As many as 29,000 users of the password manager Passwordstate downloaded a malicious update that extracted data from the app and sent it to an attacker-controlled server, the app’s creator told customers.
In a email, Passwordstate’s creator, Click Studios, told customers that attackers compromised the upgrade mechanism and used it to install a malicious file on user computers. The file, named “moserware.secretsplitter.dll,” contained a legitimate copy of an app called SecretSplitter, along with malicious code called “Loader,” according to a brief description from security firm CSIS Group.
The Loader code tries to retrieve the file archive at https://passwordstate-18ed2.kxcdn[.]com/upgrade_service_upgrade.zip so it can retrieve an encrypted second-stage payload. Once decoded, the code is executed directly in memory. The email from Click Studios said the code “extracts information about the computer system and selects Passwordstate data, which is then posted to the bad actors’ CDN network.”
The compromised password status update lasted from April 20 at 8:33 a.m. UTC to April 22 at 12:30 a.m. The attacker’s server was shut down at 07:00 UTC on April 22.
The dark side of password managers
Security professionals regularly recommend password managers because they make it easy for people to store long, complex passwords that are unique across hundreds or even thousands of accounts. Without using a password manager, many people resort to weak passwords that are reused across multiple accounts.
The password state breach underscores the risk posed by password managers, as they represent a single point of failure that can lead to large numbers of online resources being compromised. The risks are significantly reduced when two-factor authentication is available and enabled, as extracted passwords alone are not enough to gain unauthorized access. Click Studios says Passwordstate offers multiple 2FA options.
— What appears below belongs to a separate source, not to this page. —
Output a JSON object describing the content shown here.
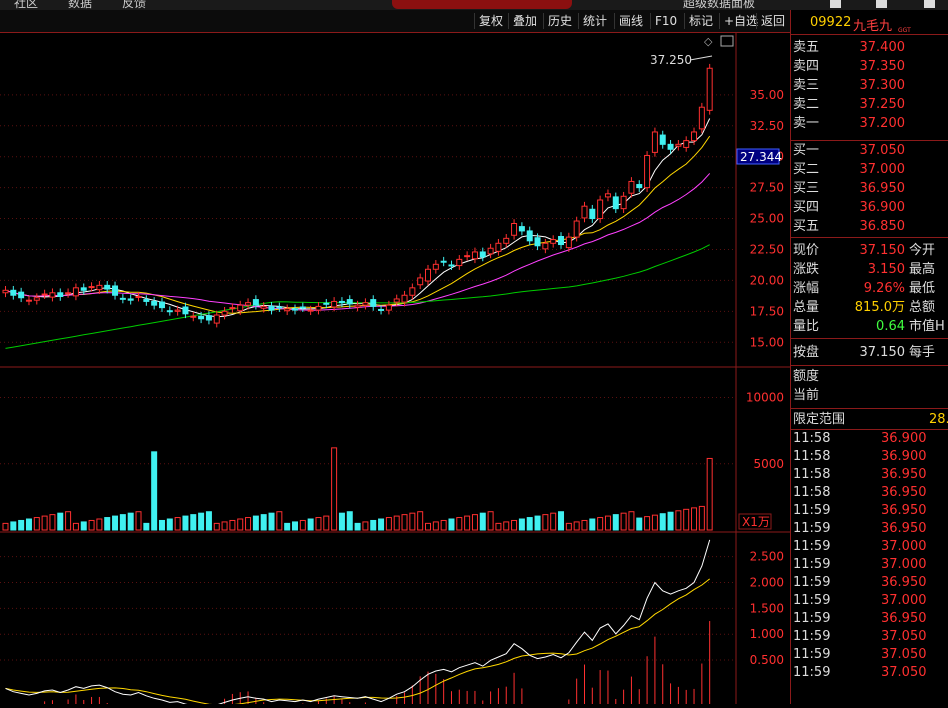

The breach is especially concerning because Passwordstate is primarily sold to enterprise customers who use the manager to store passwords for firewalls, VPNs and other enterprise applications. Click Studios says Passwordstate is “trusted by more than 29,000 customers and 370,000 security and IT professionals around the world, with an installed base ranging from the largest enterprises, including many Fortune 500 companies, to the smallest IT stores.”
Another attack on the supply chain
The Passwordstate Compromise is the latest high profile supply chain attack to come to light in recent months. In December, a malicious update to SolarWinds’ network management software installed a backdoor on the networks of 18,000 customers. Earlier this month, an updated developer tool, the Codecov Bash Uploader, extracted secret authentication tokens and other sensitive data from infected machines and sent them to a remote site controlled by the hackers.
Phase one payloads uploaded to VirusTotal here and here showed that at the time this post went live, none of the 68 tracked endpoint security programs detected the malware. Investigators have so far been unable to obtain samples from the follow-up cargo.
Anyone using Passwordstate should immediately reset all stored passwords, especially those for firewalls, VPNs, switches, local accounts, and servers.
Click Studios representatives did not respond to an email requesting comment for this entry.